(d) Have a minimum designated staff that is supervised and approved by the local board of directors or governmental entity.
(e) Have a multidisciplinary case review team that meets on a regularly scheduled basis or as the caseload of the community requires. The team shall consist of representatives from the Office of the State Attorney, the department, the Child Protection Team, mental health services, law enforcement, and the child advocacy center staff. Medical personnel and a victim‘s advocate may be part of the team.
(f) Provide case tracking of child abuse cases seen through the center. A center shall also collect data on the number of child abuse cases seen at the center, by sex, race, age, and other relevant data; the number of cases referred for prosecution; and the number of cases referred for mental health therapy. Case records shall be subject to the confidentiality provisions of s. 39.202.
(g) Provide referrals for medical exams and mental health therapy. The center shall provide followup on cases referred for mental health therapy.
(h) Provide training for various disciplines in the community that deal with child abuse.
(i) Have an interagency commitment, in writing, covering those aspects of agency participation in a multidisciplinary approach to the handling of child sexual abuse and serious physical abuse cases.
(3) Provide assurance that child advocacy center employees and volunteers at the center are trained and screened in accordance with s. 39.001(2).
(4) A child advocacy center within this state may not receive the funds generated pursuant to s. 938.10, state or federal funds administered by a state agency, or any other funds appropriated by the Legislature unless all of the standards of subsection (2) are met and the screening requirement of subsection (3) is met. The Florida Network of Children’s Advocacy Centers, Inc., shall be responsible for tracking and documenting compliance with subsections (2) and (3) for any of the funds it administers to member child advocacy centers.
(a) Funds for the specific purpose of funding children’s advocacy centers shall be appropriated to the Department of Children and Families from funds collected from the additional court cost imposed in cases of certain crimes against minors under s. 938.10. Funds shall be disbursed to the Florida Network of Children’s Advocacy Centers, Inc., as established under this section, for the purpose of providing community-based services that augment, but do not duplicate, services provided by state agencies.
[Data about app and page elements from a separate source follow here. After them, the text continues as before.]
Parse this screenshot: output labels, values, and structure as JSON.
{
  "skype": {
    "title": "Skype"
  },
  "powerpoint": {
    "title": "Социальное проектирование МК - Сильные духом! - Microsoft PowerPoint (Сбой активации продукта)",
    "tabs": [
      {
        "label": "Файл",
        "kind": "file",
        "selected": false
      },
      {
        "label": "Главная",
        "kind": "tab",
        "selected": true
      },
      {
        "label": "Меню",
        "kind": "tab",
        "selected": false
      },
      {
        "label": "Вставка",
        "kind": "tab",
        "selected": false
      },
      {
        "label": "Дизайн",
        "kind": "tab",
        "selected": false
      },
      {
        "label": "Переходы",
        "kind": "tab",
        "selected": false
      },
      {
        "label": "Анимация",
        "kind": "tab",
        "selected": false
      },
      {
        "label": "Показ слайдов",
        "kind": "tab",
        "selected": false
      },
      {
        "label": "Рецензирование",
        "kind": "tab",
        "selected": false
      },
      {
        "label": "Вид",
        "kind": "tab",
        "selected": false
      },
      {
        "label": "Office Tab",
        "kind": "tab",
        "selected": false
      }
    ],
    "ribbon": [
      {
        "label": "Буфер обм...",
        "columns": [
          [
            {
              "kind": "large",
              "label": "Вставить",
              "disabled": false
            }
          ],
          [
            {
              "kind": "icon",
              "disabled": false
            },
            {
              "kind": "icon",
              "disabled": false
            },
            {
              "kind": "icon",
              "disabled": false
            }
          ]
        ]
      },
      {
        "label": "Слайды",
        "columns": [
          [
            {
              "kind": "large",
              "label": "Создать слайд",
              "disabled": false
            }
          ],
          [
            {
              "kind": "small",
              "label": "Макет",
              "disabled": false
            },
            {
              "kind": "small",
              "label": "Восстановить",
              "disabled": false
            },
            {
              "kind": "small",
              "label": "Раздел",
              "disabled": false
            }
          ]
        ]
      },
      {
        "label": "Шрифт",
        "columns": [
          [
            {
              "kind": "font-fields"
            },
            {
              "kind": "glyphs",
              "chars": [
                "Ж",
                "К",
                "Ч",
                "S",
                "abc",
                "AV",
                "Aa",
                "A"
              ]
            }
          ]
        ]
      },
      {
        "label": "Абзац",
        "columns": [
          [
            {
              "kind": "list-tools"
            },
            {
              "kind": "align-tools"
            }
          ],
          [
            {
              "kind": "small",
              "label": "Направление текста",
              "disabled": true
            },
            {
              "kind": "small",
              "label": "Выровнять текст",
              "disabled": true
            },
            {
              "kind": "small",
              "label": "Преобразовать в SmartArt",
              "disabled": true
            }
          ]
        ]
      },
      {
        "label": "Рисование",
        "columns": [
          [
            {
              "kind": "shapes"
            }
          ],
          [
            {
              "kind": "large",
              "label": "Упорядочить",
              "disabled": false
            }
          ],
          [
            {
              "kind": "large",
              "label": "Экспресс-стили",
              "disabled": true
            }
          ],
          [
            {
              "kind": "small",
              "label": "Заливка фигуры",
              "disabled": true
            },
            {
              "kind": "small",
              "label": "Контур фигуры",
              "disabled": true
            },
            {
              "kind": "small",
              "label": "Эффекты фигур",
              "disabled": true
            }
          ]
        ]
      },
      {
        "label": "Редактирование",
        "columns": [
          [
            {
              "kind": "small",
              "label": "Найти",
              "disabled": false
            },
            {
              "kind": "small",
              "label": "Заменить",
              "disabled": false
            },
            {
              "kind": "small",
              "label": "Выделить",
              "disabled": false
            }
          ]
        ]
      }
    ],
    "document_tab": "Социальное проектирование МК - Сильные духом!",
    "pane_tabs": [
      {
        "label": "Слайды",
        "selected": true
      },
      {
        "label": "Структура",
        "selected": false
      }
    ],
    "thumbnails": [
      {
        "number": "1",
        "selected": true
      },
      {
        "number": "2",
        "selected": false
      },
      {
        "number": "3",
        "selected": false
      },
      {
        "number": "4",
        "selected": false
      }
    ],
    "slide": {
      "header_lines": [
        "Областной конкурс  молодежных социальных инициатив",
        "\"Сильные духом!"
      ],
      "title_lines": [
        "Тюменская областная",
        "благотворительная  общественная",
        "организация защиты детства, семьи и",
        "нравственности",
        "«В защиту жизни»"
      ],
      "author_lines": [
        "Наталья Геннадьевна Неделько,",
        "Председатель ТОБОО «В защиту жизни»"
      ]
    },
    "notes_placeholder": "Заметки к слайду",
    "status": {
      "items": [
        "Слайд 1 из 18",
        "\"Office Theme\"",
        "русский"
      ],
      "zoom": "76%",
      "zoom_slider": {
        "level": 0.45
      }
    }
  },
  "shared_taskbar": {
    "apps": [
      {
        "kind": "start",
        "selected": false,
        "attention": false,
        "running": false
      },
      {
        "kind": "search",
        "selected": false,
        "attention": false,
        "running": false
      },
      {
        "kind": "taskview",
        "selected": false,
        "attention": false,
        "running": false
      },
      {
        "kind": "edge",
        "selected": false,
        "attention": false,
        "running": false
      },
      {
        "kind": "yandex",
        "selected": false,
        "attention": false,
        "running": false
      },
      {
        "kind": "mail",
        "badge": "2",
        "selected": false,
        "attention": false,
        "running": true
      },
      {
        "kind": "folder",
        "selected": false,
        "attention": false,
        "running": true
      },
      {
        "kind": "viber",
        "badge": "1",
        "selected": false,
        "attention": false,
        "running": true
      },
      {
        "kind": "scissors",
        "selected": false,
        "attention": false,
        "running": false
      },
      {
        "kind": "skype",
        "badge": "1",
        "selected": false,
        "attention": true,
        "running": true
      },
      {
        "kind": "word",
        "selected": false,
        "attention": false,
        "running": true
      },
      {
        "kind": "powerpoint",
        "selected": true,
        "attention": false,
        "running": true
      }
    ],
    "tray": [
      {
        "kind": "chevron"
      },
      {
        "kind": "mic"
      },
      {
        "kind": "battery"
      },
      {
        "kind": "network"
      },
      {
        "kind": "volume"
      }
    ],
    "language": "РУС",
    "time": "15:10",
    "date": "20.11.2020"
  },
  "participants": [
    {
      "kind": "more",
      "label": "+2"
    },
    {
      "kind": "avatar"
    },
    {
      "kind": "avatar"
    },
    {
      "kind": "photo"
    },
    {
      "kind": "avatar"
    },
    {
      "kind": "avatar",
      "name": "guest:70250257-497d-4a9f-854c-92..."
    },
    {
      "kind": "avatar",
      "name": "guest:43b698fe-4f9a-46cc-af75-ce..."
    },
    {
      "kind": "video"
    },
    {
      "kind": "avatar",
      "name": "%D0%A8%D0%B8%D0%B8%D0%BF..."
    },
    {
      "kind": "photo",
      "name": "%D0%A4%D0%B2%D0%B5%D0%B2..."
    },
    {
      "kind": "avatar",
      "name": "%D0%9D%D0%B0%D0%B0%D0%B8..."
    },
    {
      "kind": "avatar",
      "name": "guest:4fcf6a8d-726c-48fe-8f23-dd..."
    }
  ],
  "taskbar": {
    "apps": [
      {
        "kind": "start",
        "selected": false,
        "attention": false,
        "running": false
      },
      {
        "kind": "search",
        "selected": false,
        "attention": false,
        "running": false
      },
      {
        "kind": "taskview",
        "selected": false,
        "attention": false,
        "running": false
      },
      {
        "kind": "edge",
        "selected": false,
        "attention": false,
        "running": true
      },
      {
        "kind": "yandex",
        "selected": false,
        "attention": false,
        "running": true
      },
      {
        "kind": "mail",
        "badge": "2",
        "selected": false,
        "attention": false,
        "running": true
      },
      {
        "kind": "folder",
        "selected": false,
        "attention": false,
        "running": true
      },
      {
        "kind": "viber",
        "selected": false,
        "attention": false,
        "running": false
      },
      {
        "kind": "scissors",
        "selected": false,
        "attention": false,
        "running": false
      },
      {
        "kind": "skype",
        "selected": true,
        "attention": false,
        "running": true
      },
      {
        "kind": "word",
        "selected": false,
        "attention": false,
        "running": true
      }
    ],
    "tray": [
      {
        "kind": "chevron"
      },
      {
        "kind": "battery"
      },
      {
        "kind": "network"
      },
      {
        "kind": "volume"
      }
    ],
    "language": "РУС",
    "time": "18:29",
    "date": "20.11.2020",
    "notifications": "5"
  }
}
(b) The board of directors of the Florida Network of Children’s Advocacy Centers, Inc., shall retain 10 percent of all revenues collected to be used to match local contributions, at a rate not to exceed an equal match, in communities establishing children’s advocacy centers. The board of directors may use up to 5 percent of the remaining funds to support the activities of the network office and must develop funding criteria and an allocation methodology that ensures an equitable distribution of remaining funds among network participants. The criteria and methodologies must take into account factors that include, but need not be limited to, the center’s accreditation status with respect to the National Children’s Alliance, the number of clients served, and the population of the area being served by the children’s advocacy center.
(c) At the end of each fiscal year, each children’s advocacy center receiving revenue as provided in this section must provide a report to the board of directors of the Florida Network of Children’s Advocacy Centers, Inc., which reflects center expenditures, all sources of revenue received, and outputs that have been standardized and agreed upon by network members and the board of directors, such as the number of clients served, client demographic information, and number and types of services provided. The Florida Network of Children’s Advocacy Centers, Inc., must compile reports from the centers and provide a report to the President of the Senate and the Speaker of the House of Representatives in August of each year.